by Phil Andrews
What should we make of folks who evangelise on street corners, or knock on doors bringing the Gospel to complete strangers taken unawares as they prepare to eat their evening meal, or settle down to watch the football?
Well, one thing that is for certain is that we should not be unkind. How could we, as Christians, feel anything other than solidarity with those who give of their time to go out and spread the good news – enduring as they do so rejection, ridicule, even hostility in the name of our Lord?
We should pray for them, that they might be protected, and rewarded, as they go about their calling. And while we’re at it we should pray for ourselves, that we might one day be gifted the courage that these people already have in such abundance.
Does it work?
But that said, does it actually work? Do the public, in such a scenario, respond positively to being door-stepped at home or stopped as they walk along the street – probably, as is so often the case these days, in a hurry to get to their destination?
Or do street preachers, like cold callers selling PPI or e-mail spammers from distant lands wishing to share multi-million dollar legacies with us in exchange for our personal data, work on percentages? For every so many thousand who hear, maybe one will inevitably respond?
Speaking personally, I struggle with the idea of badgering random people in random situations who wish to remain unbadgered. True though (I hope) I am to my faith, I would feel awkward about acquiring a reputation as a local nuisance and yet even more awkward, if I am being honest, about the possibility of somebody responding positively because they were vulnerable, desperate or distressed.
Yes, Jesus reached out to those in need. But I am not Jesus, and my consciousness of my own imperfection would cause me to feel dishonourable, and exploitative – even when I know the message that I am giving to be one of truth and hope and salvation. Maybe it’s because I used to be a politician (of sorts)?
So how can we inspire others?
Does this mean, then, that we are to keep our faith to ourselves, content to seek our own salvation in the darkest recesses of a half-empty church, hoping (like we all do on the bus) that nobody sits next to us?
Does it mean that our belief is something strictly personal to us, not to be shared with others who might benefit from the message but rather only to be discussed with one another, over a biscuit?
In Paul’s first letter to Timothy we are told: “Make yourself an example to believers in speech and behaviour, in love, fidelity and purity … Make these matters your business and your absorbing interest, so that your progress may be plain to all. Persevere in them, keeping close watch on yourself and your teaching; by doing so you will further the salvation of yourself and your hearers” (1 Timothy 4.12-16).
Setting an example
The message is then that we should be an example in all that we do. Not just in the way that we conduct our everyday lives, but also in the way that we engage with others. And in the way, too, that we engage with each other. Demonstrating humility, grace, patience, understanding – yes, and love.
Would somebody we speak to, or who listens to us speaking to one another, feel inspired by our comportment to want to be among us? Would that person feel that our words and deeds were being guided by the Holy Spirit?
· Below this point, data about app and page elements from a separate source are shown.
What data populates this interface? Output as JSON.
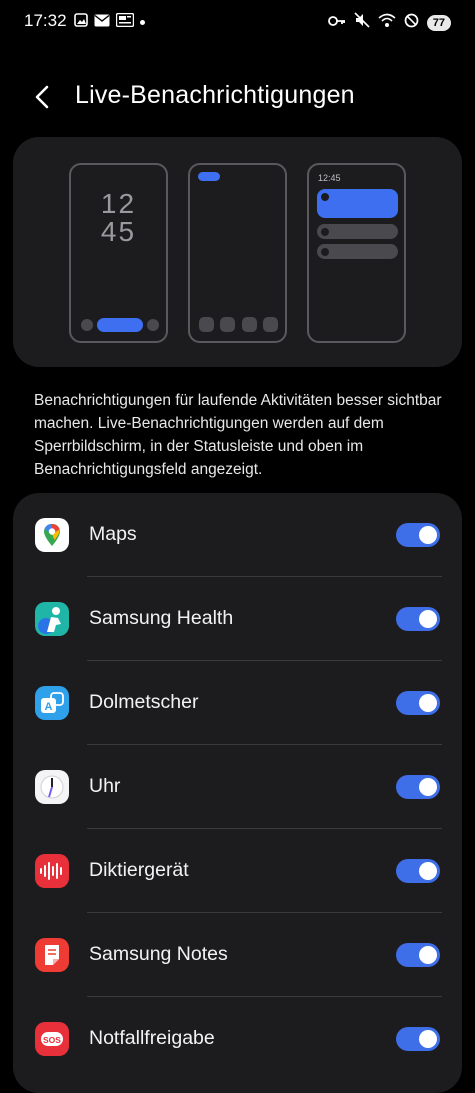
{
  "status_bar": {
    "time": "17:32",
    "left_icons": [
      "image-icon",
      "mail-icon",
      "news-icon"
    ],
    "right_icons": [
      "key-icon",
      "mute-icon",
      "wifi-icon",
      "block-icon"
    ],
    "battery": "77"
  },
  "header": {
    "title": "Live-Benachrichtigungen"
  },
  "illustration": {
    "clock_hours": "12",
    "clock_minutes": "45",
    "mini_time": "12:45"
  },
  "description": "Benachrichtigungen für laufende Aktivitäten besser sichtbar machen. Live-Benachrichtigungen werden auf dem Sperrbildschirm, in der Statusleiste und oben im Benachrichtigungsfeld angezeigt.",
  "apps": [
    {
      "label": "Maps",
      "icon": "maps-icon",
      "enabled": true
    },
    {
      "label": "Samsung Health",
      "icon": "samsung-health-icon",
      "enabled": true
    },
    {
      "label": "Dolmetscher",
      "icon": "translator-icon",
      "enabled": true
    },
    {
      "label": "Uhr",
      "icon": "clock-icon",
      "enabled": true
    },
    {
      "label": "Diktiergerät",
      "icon": "voice-recorder-icon",
      "enabled": true
    },
    {
      "label": "Samsung Notes",
      "icon": "samsung-notes-icon",
      "enabled": true
    },
    {
      "label": "Notfallfreigabe",
      "icon": "emergency-sharing-icon",
      "enabled": true,
      "icon_text": "SOS"
    }
  ],
  "colors": {
    "accent": "#3e6ee8",
    "card": "#1c1c1e",
    "background": "#000000"
  }
}
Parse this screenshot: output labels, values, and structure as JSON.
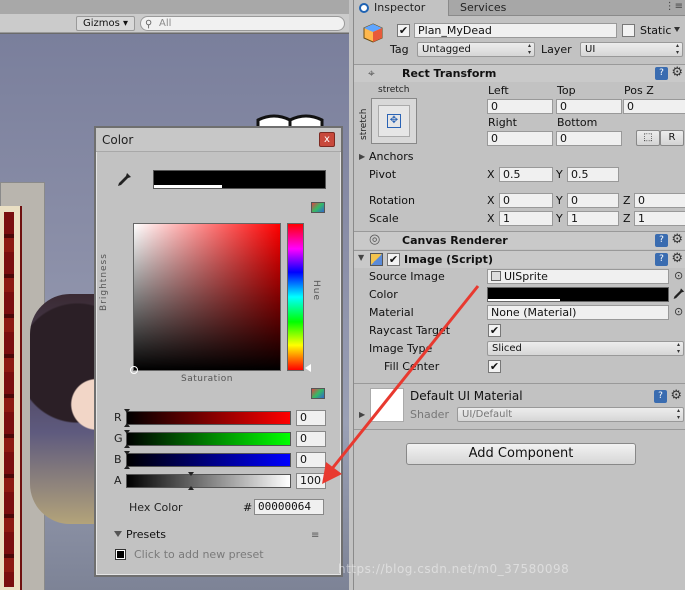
{
  "scene": {
    "gizmos_label": "Gizmos ▾",
    "search_placeholder": "All"
  },
  "color_picker": {
    "title": "Color",
    "close_glyph": "x",
    "brightness_label": "Brightness",
    "hue_label": "Hue",
    "saturation_label": "Saturation",
    "sliders": [
      {
        "label": "R",
        "value": "0"
      },
      {
        "label": "G",
        "value": "0"
      },
      {
        "label": "B",
        "value": "0"
      },
      {
        "label": "A",
        "value": "100"
      }
    ],
    "alpha_fraction": 0.39,
    "hex_label": "Hex Color",
    "hex_hash": "#",
    "hex_value": "00000064",
    "presets_label": "Presets",
    "presets_hint": "Click to add new preset",
    "current_color": "#000000"
  },
  "inspector": {
    "tabs": [
      "Inspector",
      "Services"
    ],
    "object_name": "Plan_MyDead",
    "static_label": "Static",
    "tag_label": "Tag",
    "tag_value": "Untagged",
    "layer_label": "Layer",
    "layer_value": "UI",
    "rect_transform": {
      "title": "Rect Transform",
      "stretch": "stretch",
      "col_labels": [
        "Left",
        "Top",
        "Pos Z"
      ],
      "col_values": [
        "0",
        "0",
        "0"
      ],
      "col2_labels": [
        "Right",
        "Bottom"
      ],
      "col2_values": [
        "0",
        "0"
      ],
      "r_button": "R",
      "anchors_label": "Anchors",
      "pivot_label": "Pivot",
      "pivot": {
        "x": "0.5",
        "y": "0.5"
      },
      "rotation_label": "Rotation",
      "rotation": {
        "x": "0",
        "y": "0",
        "z": "0"
      },
      "scale_label": "Scale",
      "scale": {
        "x": "1",
        "y": "1",
        "z": "1"
      }
    },
    "canvas_renderer": {
      "title": "Canvas Renderer"
    },
    "image": {
      "title": "Image (Script)",
      "source_image_label": "Source Image",
      "source_image_value": "UISprite",
      "color_label": "Color",
      "material_label": "Material",
      "material_value": "None (Material)",
      "raycast_label": "Raycast Target",
      "image_type_label": "Image Type",
      "image_type_value": "Sliced",
      "fill_center_label": "Fill Center"
    },
    "material": {
      "name": "Default UI Material",
      "shader_label": "Shader",
      "shader_value": "UI/Default"
    },
    "add_component": "Add Component"
  },
  "axis_letters": {
    "x": "X",
    "y": "Y",
    "z": "Z"
  },
  "watermark": "https://blog.csdn.net/m0_37580098",
  "colors": {
    "annotation_arrow": "#e8392f",
    "panel_bg": "#c2c2c2",
    "help_icon": "#3a6cb0"
  }
}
That we were speaking, and acting, in Christ?
If not, then in which way precisely are we helping anyone other than ourselves by coming to church and taking part in its affairs?
We need to consider this and reflect upon it, not to be defensive about those good things that we each and all undoubtedly do. Because we are all called to be evangelists, even those of us who are not door-knockers or soapbox preachers.